Upping its investment in North Carolina for the second time, Toyota North America is adding $2.1 billion to prepare infrastructure for its under-construction electric vehicle battery manufacturing plant in the town of Liberty—bringing its total investment there to $5.9 billion.

The project was Initially announced in 2021 as a $1.3 billion investment and bolstered in August 2022 with an additional $2.5 billion.

The plant will create batteries for a new generation of vehicles at the central North Carolina location, having capability to produce enough lithium-ion batteries for 200,000 all-electric and plug-in hybrid electric vehicles, Toyota says.

Construction has started on the project, says Emily Holland, Toyota spokesperson, with production expected to begin in 2025. Toyota plans to produce 1.2 million batteries per year at the plant, says Christopher Reynolds, chief administrative officer of Toyota Motor Corp. of North America.

“The future of mobility is electrification and the Greensboro-Randolph Megasite is the ideal location to make that future a reality,” says Ted Ogawa, CEO of Toyota Motor North America in a statement. “North Carolina offers the right conditions for this investment, including the infrastructure, high-quality education system, access to a diverse and skilled workforce, and a welcoming environment for doing business.”

“Toyota’s significant investment in our state, now nearly $6 billion, is ... more evidence that North Carolina is a leader in the clean energy economy,” said Gov. Roy Cooper in Toyota's announcement

The state also approved a job development investment grant that would refund the company $79.1 million in employee withholding taxes over 20 years when it meets hiring and investment targets.
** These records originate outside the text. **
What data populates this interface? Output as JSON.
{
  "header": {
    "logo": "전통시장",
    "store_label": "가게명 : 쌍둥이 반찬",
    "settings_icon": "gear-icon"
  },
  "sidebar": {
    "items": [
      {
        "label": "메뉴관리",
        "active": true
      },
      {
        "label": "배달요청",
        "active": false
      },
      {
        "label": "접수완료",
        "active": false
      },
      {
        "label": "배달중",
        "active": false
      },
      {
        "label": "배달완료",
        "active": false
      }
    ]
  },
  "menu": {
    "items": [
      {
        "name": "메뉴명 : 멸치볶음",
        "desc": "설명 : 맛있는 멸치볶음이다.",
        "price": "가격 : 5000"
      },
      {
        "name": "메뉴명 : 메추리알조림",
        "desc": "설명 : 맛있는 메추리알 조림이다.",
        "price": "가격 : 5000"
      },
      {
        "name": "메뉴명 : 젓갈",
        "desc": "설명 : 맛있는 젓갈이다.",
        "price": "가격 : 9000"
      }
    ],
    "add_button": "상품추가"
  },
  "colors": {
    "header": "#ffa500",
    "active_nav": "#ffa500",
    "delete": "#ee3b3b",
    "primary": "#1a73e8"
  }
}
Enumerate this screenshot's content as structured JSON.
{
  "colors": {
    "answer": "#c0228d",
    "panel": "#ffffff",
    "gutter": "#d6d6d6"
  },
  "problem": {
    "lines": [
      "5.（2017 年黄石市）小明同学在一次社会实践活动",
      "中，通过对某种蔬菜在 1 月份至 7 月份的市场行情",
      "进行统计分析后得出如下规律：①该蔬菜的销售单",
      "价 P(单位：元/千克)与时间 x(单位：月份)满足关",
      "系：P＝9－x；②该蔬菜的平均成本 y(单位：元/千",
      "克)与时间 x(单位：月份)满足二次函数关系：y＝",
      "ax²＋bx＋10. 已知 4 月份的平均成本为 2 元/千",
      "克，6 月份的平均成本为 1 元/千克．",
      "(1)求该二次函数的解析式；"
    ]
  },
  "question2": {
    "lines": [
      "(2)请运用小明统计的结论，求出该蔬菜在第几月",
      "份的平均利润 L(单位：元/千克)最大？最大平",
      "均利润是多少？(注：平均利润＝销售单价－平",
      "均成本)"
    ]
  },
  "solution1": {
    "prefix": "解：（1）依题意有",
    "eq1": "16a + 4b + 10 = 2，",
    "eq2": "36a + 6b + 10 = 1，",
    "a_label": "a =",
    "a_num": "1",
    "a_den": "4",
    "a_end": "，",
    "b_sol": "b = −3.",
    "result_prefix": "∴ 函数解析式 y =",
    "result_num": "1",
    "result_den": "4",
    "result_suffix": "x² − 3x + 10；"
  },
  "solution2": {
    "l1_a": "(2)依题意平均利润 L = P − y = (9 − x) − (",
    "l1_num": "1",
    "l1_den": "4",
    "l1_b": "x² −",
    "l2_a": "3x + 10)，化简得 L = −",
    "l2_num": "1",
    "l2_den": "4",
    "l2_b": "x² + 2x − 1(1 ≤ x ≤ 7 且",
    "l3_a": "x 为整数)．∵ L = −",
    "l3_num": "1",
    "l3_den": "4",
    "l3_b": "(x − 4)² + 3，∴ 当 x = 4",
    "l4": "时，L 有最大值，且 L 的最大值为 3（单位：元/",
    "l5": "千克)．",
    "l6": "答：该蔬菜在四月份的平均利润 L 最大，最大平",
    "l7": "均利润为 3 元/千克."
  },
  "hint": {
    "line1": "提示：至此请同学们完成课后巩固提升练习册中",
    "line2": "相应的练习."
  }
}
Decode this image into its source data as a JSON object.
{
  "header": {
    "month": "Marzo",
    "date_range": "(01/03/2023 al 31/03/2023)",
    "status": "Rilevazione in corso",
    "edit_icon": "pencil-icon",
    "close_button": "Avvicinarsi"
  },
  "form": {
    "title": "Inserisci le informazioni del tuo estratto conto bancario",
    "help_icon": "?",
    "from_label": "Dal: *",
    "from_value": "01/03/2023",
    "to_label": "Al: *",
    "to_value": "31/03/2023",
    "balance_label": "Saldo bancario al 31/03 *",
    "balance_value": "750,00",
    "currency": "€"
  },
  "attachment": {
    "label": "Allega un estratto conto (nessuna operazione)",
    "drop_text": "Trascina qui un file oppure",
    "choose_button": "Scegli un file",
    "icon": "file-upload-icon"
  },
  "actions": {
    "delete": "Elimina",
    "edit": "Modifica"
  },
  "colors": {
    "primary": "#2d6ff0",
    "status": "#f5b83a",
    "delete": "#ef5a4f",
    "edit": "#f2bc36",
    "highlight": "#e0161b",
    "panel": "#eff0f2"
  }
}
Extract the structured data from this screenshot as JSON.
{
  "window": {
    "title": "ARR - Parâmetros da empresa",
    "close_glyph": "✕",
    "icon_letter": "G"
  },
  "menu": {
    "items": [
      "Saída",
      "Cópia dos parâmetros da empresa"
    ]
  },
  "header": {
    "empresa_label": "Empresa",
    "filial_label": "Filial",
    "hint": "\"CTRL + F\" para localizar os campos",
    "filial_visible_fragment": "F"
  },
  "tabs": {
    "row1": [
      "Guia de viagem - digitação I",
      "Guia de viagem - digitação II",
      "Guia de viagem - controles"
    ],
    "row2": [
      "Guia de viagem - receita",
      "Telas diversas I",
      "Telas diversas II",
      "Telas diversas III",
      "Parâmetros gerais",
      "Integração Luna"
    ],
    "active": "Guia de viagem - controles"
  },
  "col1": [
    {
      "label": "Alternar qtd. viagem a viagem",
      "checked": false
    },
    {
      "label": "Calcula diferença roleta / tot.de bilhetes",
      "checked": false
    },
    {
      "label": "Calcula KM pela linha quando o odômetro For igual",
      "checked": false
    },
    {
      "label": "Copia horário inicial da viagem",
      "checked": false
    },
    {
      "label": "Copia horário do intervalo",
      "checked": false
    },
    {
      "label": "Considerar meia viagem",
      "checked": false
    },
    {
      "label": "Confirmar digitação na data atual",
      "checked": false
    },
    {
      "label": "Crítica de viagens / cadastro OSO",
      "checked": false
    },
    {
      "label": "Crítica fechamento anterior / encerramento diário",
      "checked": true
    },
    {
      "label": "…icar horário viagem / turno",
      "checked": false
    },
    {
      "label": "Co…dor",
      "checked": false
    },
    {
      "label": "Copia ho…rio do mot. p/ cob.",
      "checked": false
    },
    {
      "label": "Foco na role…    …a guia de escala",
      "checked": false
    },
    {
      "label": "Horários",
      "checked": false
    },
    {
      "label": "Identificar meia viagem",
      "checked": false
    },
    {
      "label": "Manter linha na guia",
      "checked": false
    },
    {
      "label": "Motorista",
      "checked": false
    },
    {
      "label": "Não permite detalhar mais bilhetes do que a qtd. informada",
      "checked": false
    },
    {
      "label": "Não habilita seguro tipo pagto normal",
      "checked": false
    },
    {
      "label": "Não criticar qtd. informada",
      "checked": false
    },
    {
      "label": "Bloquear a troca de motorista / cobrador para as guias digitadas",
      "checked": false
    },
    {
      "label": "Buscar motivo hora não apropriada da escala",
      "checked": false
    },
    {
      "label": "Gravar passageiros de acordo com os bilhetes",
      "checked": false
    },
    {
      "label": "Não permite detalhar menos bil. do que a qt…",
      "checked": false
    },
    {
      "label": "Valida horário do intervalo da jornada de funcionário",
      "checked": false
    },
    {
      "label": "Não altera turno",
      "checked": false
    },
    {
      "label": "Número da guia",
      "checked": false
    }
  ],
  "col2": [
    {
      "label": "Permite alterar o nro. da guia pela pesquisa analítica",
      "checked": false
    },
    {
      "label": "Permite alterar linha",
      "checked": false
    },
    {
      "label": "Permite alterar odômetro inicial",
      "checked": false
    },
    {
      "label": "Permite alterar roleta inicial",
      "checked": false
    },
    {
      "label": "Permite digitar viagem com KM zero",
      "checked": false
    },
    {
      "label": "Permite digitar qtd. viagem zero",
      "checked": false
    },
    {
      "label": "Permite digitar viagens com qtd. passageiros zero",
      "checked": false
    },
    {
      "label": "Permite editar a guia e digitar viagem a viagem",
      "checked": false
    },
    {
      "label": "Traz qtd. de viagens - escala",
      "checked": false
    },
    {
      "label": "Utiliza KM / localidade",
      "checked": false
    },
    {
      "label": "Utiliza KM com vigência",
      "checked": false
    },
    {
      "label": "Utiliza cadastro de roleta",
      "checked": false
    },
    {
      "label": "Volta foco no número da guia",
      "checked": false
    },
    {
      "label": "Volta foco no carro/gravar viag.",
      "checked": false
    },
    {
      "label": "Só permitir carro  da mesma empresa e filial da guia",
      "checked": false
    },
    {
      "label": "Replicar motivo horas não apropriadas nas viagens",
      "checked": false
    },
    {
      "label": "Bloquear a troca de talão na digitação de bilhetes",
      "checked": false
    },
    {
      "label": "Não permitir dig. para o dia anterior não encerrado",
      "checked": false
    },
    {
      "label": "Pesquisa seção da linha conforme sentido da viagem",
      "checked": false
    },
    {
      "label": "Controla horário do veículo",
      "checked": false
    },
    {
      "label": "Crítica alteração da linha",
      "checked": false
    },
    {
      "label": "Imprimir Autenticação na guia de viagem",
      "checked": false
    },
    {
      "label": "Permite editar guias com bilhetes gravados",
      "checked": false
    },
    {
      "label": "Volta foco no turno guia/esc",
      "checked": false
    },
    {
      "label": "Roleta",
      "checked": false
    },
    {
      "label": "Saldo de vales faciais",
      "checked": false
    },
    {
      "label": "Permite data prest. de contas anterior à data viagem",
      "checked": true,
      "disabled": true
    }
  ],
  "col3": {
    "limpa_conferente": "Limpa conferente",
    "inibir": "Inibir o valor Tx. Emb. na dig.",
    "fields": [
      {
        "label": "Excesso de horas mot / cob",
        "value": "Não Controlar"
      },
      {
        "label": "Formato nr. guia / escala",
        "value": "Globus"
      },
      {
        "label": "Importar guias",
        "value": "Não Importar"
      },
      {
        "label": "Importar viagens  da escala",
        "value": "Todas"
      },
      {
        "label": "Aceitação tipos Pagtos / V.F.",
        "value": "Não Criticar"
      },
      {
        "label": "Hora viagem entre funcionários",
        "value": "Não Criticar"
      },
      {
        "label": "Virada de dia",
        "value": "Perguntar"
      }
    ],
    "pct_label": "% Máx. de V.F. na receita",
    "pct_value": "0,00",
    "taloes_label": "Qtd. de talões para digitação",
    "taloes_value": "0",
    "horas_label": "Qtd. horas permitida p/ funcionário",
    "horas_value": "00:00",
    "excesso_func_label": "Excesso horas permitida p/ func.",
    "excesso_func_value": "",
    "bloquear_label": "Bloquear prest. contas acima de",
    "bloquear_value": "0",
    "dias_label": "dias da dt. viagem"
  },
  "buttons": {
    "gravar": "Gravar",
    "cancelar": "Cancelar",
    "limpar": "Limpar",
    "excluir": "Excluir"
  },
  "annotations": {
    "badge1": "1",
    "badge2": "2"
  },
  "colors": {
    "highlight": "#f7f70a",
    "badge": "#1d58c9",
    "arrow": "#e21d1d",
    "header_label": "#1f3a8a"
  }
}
The current state budget also includes $135 million to benefit this project – $100 million for site work and wetlands mitigation at the site and $35 million for associated road construction and wetlands mitigation elsewhere in Randolph County.

The Greensboro City Council and county Board of Commissioners earlier this year also approved economic incentive packages at the Greensboro-Randolph Megasite, the plant's locatoin.

The project is being managed by a new Toyota venture called Toyota Battery Manufacturing, North Carolina, also based at the Greensboro-Randolph Megasite.

ENR Southeast's 2022 Top Starts ranking lists the project as breaking ground last July 1, with Kajima Building and Design Group as designer and general contractor.

DOE OKs $9.2B for Ford’s BlueOval Project 

The U.S. Energy Dept. (DOE) also announced another large investment in electric vehicle infrastructure in the Southeast, awarding a conditional loan commitment of up to $9.2 biillion to BlueOval SK LLC for construction of three manufacturing plants to produce batteries for Ford Motor Co.’s BlueOval project in Tennessee and Kentucky—a joint venture of the carmaker and South Korean battery maker SK Innovation.

DOE's Loan Programs Office said June 22 the loans would fund work at two plants at the Kentucky site, and one at the Tennessee location near Memphis, which together will enable more than 120 gigawatt hours of domestic battery production annually. 

It is the largest single DOE loan made and largest indirect government support for a U.S. auto manufacturer since the Great Recession.

The funds are part of DOE's Advanced Technology Vehicles Manufacturing Loan Program, which provides loans to projects related to fuel-efficient vehicles and eligible component manufacturing. The project must reach critical milestones and certain conditions before DOE issues the final loan, but these were not disclosed.

The 3,600-acre Tennessee project called BlueOval City broke ground last July, according to ENR Southeast's Top Starts ranking, with Walbridge as general contractor, and SSOE Group and Ghafari Associates as designers. It will be Ford's largest manufacturing complex.

Barton Malow is general contractor for Ford's BlueOval SK Battery Park project in Kentucky, with support from Lexington, Ky.-based Gray Construction, Greg Christensen, Ford’s electric vehicle footprint manufacturing director told ENR.

Ford said it plans to produce 2 million EVs annually by the end of 2026.

The DOE funds support President Joe Biden’s Investing in America agenda, said DOE, including the goal of electric vehicles making up at least half of all new car sales in the U.S. by 2030, net-zero electricity by 2035 and a net-zero economy by 2050.